Recent strikes and agitations by nurses in private hospitals in different parts of the country demanding better wages and working conditions have not made any significant change in their state of affairs, according to the recent study on Keralite nurses working in hospitals in New Delhi.
Verbal and physical harassment continued to be a major problem faced by nurses.They face ill-treatment not only from doctors and the management, but also from co-workers, said Sreelekha Nair, Junior Fellow at the Centre for Women's Development Studies, New Delhi, who conducted the study.
Corroborating her findings, Indian Nursing Council member P K Thampi said nurses are being exploited by hospital managements. "It is virtually a slave-landlord relationship between nurses and managements', Thampi told PTI.
Referring to the modest salary the nurses get in private sector, he said a majority of them have done their courses by taking educational loans of Rs four to six lakh.The minimum instalment they had to pay would come to around Rs 6000 to Rs.10000 while the salary they receive is only around Rs.2500 to Rs.6500, Thampi said.
"Despite the poor state of affairs majority of them stick to their job as they have no other option," Thampi said.
According to Sreelekha, who published a book titled 'Moving with the Times-gender, status and migration of Nurses inIndia', "not just their superiors but even the relatives of the patients verbally and, like in some cases as reported in newspapers, physically harass them."
Nursing being a "women majority profession" also contributes to their low status and this had been pointed out by most nurses interviewed as part of the study, she said.
"Nurses share several stories of their saving the patients' lives;However, they feel that their contributions in patient care were not valued. It is true that the name of doctors who participated in important events, for example, the first heart surgery or such historical occasion, are known to everyone but the nurse who is part of that event is not mentioned even in records," the study said.
Another method of exploitation of nurses is the bond system enforced on entrants to the profession by hospital managements.In most cases, managements "confiscates" certificates and this would prevent them from seeking better opportunities in India or abroad.
"Women who formed the sample of the study vouched for this fact and revealed this happens across the country", Sreelekha said.

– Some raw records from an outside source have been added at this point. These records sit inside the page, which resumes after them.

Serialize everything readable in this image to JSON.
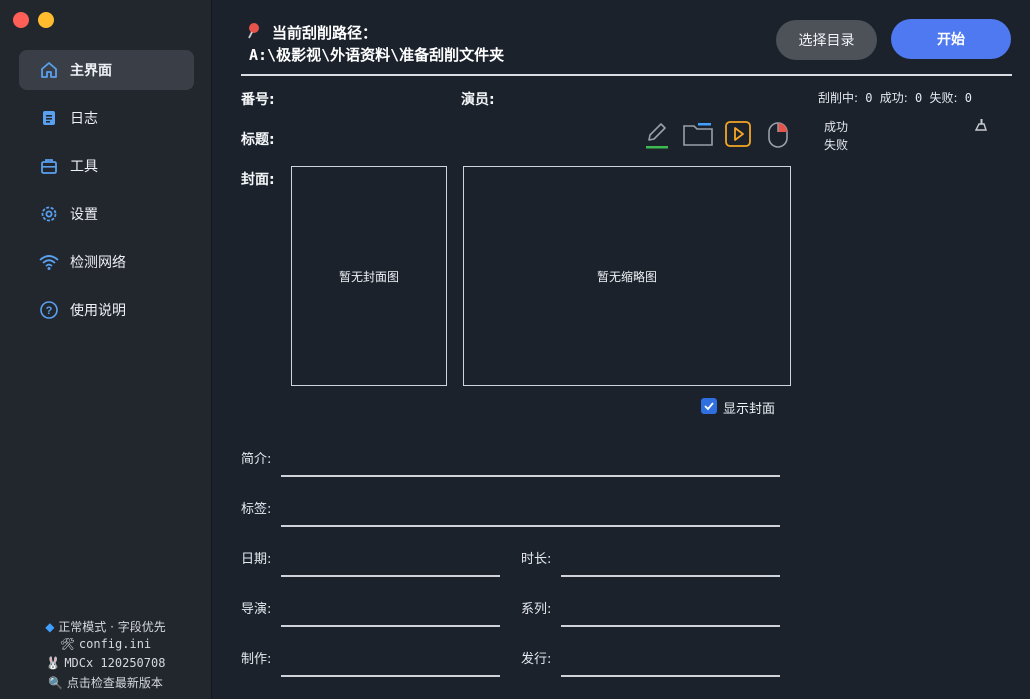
{
  "sidebar": {
    "items": [
      {
        "label": "主界面",
        "icon": "home-icon",
        "active": true
      },
      {
        "label": "日志",
        "icon": "log-icon"
      },
      {
        "label": "工具",
        "icon": "toolbox-icon"
      },
      {
        "label": "设置",
        "icon": "gear-icon"
      },
      {
        "label": "检测网络",
        "icon": "wifi-icon"
      },
      {
        "label": "使用说明",
        "icon": "help-icon"
      }
    ],
    "footer": {
      "mode": "正常模式 · 字段优先",
      "config": "config.ini",
      "version": "MDCx 120250708",
      "update": "点击检查最新版本"
    }
  },
  "header": {
    "path_title": "当前刮削路径：",
    "path_value": "A:\\极影视\\外语资料\\准备刮削文件夹",
    "select_dir_button": "选择目录",
    "start_button": "开始"
  },
  "info": {
    "number_label": "番号:",
    "actor_label": "演员:",
    "title_label": "标题:",
    "cover_label": "封面:",
    "stats": {
      "scraping_label": "刮削中:",
      "scraping_value": "0",
      "success_label": "成功:",
      "success_value": "0",
      "fail_label": "失败:",
      "fail_value": "0"
    },
    "result_list": [
      "成功",
      "失败"
    ],
    "no_cover": "暂无封面图",
    "no_thumb": "暂无缩略图",
    "show_cover": "显示封面"
  },
  "fields": {
    "intro": "简介:",
    "tags": "标签:",
    "date": "日期:",
    "duration": "时长:",
    "director": "导演:",
    "series": "系列:",
    "maker": "制作:",
    "publisher": "发行:"
  },
  "colors": {
    "accent": "#4f79f0",
    "checkbox": "#2f6fdf",
    "play_icon": "#f5a623",
    "edit_underline": "#3fb950"
  }
}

Nurses in private sector hospitals are also cheated in many other ways. The actual amount paid to them is lower than what has been recorded in the payment register on which the nurses are compelled to put their signatures, the study said.
In the private sector,their pay structure ranges between Rs.2500 to Rs.6500 at the entry level and there are instances of nurses being paid as low as Rs.1000 a month.
"Difference in salary in private and public sector hospitals is very high, especially after implementation of the Sixth Pay Commission recommendations.Increase in pay is core demand of the nurses who went on strike," the study said.
Regarding working conditions, both private and public hospitals are on the same footing. "Very poor nurse-patient ratio is a central characteristic of both private and public sector hospitals in India."
Public sector hospitals are so overwhelmed by patients that they are admitted even on floors because beds are not available, it was pointed out.
"Low salary, poor working conditions, special circumstances of work of nurses that involve caring for strangers and that include handling of body fluids make the status of nurses low in the society", the study said.
"Low status is not limited to professional sphere alone but rather spills over to their personal lives. All aspects of their personal lives are influenced by the fact that they are women nurses. There are stories of rejection and resistance by future in-laws just due to prejudices surrounding only this group of women workers…", the study said.
Referring to migration of Indian nurses abroad, mostly from Kerala, looking for better jobs, the study said they choose nursing as a career and undertake a number of adventures.
"Nursing is not a livelihood option alone but a life strategy for many.The moment they take the decision to be a nurse, a life plan, where they plan for their career, societal upward mobility and marriage and family, gets readied. But only time can tell whether every plan is executed on time", Sreelekha added.